#### The task
Apart from the pictures, every entry should be reproduced exactly.

#### Material provided
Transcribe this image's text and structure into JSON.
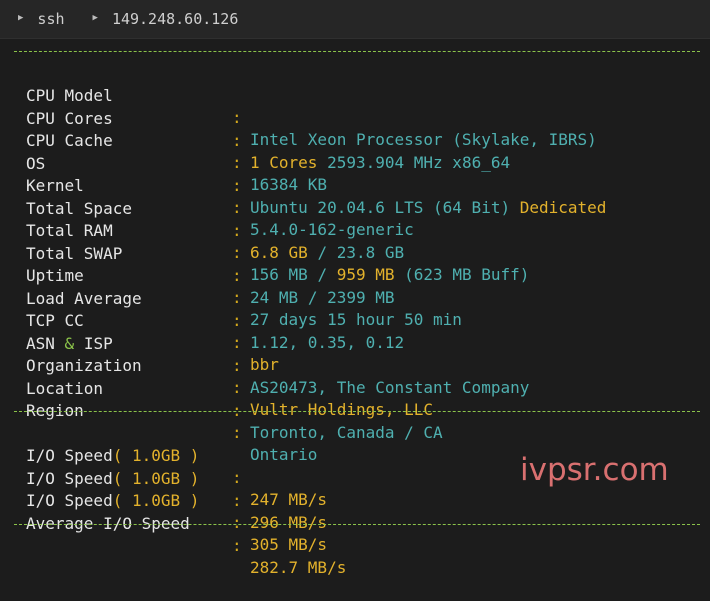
{
  "breadcrumb": {
    "items": [
      "ssh",
      "149.248.60.126"
    ]
  },
  "separator": "--------------------------------------------------------------------------------",
  "sysinfo": {
    "cpu_model": {
      "label": "CPU Model",
      "value": "Intel Xeon Processor (Skylake, IBRS)"
    },
    "cpu_cores": {
      "label": "CPU Cores",
      "cores": "1 Cores",
      "freq": "2593.904 MHz x86_64"
    },
    "cpu_cache": {
      "label": "CPU Cache",
      "value": "16384 KB"
    },
    "os": {
      "label": "OS",
      "value": "Ubuntu 20.04.6 LTS (64 Bit)",
      "extra": "Dedicated"
    },
    "kernel": {
      "label": "Kernel",
      "value": "5.4.0-162-generic"
    },
    "total_space": {
      "label": "Total Space",
      "used": "6.8 GB",
      "sep": "/",
      "total": "23.8 GB"
    },
    "total_ram": {
      "label": "Total RAM",
      "used": "156 MB",
      "sep": "/",
      "total": "959 MB",
      "buff": "(623 MB Buff)"
    },
    "total_swap": {
      "label": "Total SWAP",
      "used": "24 MB",
      "sep": "/",
      "total": "2399 MB"
    },
    "uptime": {
      "label": "Uptime",
      "value": "27 days 15 hour 50 min"
    },
    "load_average": {
      "label": "Load Average",
      "value": "1.12, 0.35, 0.12"
    },
    "tcp_cc": {
      "label": "TCP CC",
      "value": "bbr"
    },
    "asn_isp": {
      "label_a": "ASN",
      "label_amp": "&",
      "label_b": "ISP",
      "value": "AS20473, The Constant Company"
    },
    "organization": {
      "label": "Organization",
      "value": "Vultr Holdings, LLC"
    },
    "location": {
      "label": "Location",
      "value": "Toronto, Canada / CA"
    },
    "region": {
      "label": "Region",
      "value": "Ontario"
    }
  },
  "io": {
    "runs": [
      {
        "label": "I/O Speed",
        "size": "( 1.0GB )",
        "value": "247 MB/s"
      },
      {
        "label": "I/O Speed",
        "size": "( 1.0GB )",
        "value": "296 MB/s"
      },
      {
        "label": "I/O Speed",
        "size": "( 1.0GB )",
        "value": "305 MB/s"
      }
    ],
    "average": {
      "label": "Average I/O Speed",
      "value": "282.7 MB/s"
    }
  },
  "colon": ":",
  "watermark": "ivpsr.com",
  "colors": {
    "cyan": "#4fb0b0",
    "yellow": "#e3b22c",
    "green": "#8bc34a",
    "watermark": "#d97070"
  }
}
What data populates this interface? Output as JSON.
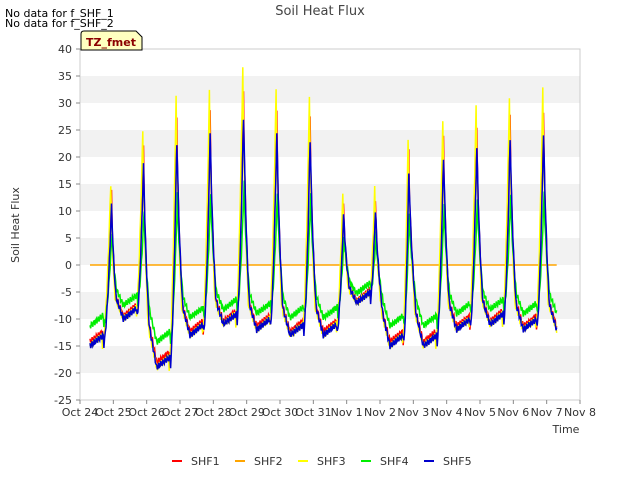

#### Task response
Transcribe this image's text and structure into JSON.
{
  "breadcrumb": {
    "items": [
      "ssh",
      "149.248.60.126"
    ]
  },
  "separator": "--------------------------------------------------------------------------------",
  "sysinfo": {
    "cpu_model": {
      "label": "CPU Model",
      "value": "Intel Xeon Processor (Skylake, IBRS)"
    },
    "cpu_cores": {
      "label": "CPU Cores",
      "cores": "1 Cores",
      "freq": "2593.904 MHz x86_64"
    },
    "cpu_cache": {
      "label": "CPU Cache",
      "value": "16384 KB"
    },
    "os": {
      "label": "OS",
      "value": "Ubuntu 20.04.6 LTS (64 Bit)",
      "extra": "Dedicated"
    },
    "kernel": {
      "label": "Kernel",
      "value": "5.4.0-162-generic"
    },
    "total_space": {
      "label": "Total Space",
      "used": "6.8 GB",
      "sep": "/",
      "total": "23.8 GB"
    },
    "total_ram": {
      "label": "Total RAM",
      "used": "156 MB",
      "sep": "/",
      "total": "959 MB",
      "buff": "(623 MB Buff)"
    },
    "total_swap": {
      "label": "Total SWAP",
      "used": "24 MB",
      "sep": "/",
      "total": "2399 MB"
    },
    "uptime": {
      "label": "Uptime",
      "value": "27 days 15 hour 50 min"
    },
    "load_average": {
      "label": "Load Average",
      "value": "1.12, 0.35, 0.12"
    },
    "tcp_cc": {
      "label": "TCP CC",
      "value": "bbr"
    },
    "asn_isp": {
      "label_a": "ASN",
      "label_amp": "&",
      "label_b": "ISP",
      "value": "AS20473, The Constant Company"
    },
    "organization": {
      "label": "Organization",
      "value": "Vultr Holdings, LLC"
    },
    "location": {
      "label": "Location",
      "value": "Toronto, Canada / CA"
    },
    "region": {
      "label": "Region",
      "value": "Ontario"
    }
  },
  "io": {
    "runs": [
      {
        "label": "I/O Speed",
        "size": "( 1.0GB )",
        "value": "247 MB/s"
      },
      {
        "label": "I/O Speed",
        "size": "( 1.0GB )",
        "value": "296 MB/s"
      },
      {
        "label": "I/O Speed",
        "size": "( 1.0GB )",
        "value": "305 MB/s"
      }
    ],
    "average": {
      "label": "Average I/O Speed",
      "value": "282.7 MB/s"
    }
  },
  "colon": ":",
  "watermark": "ivpsr.com",
  "colors": {
    "cyan": "#4fb0b0",
    "yellow": "#e3b22c",
    "green": "#8bc34a",
    "watermark": "#d97070"
  }
}
What data populates this interface? Output as JSON.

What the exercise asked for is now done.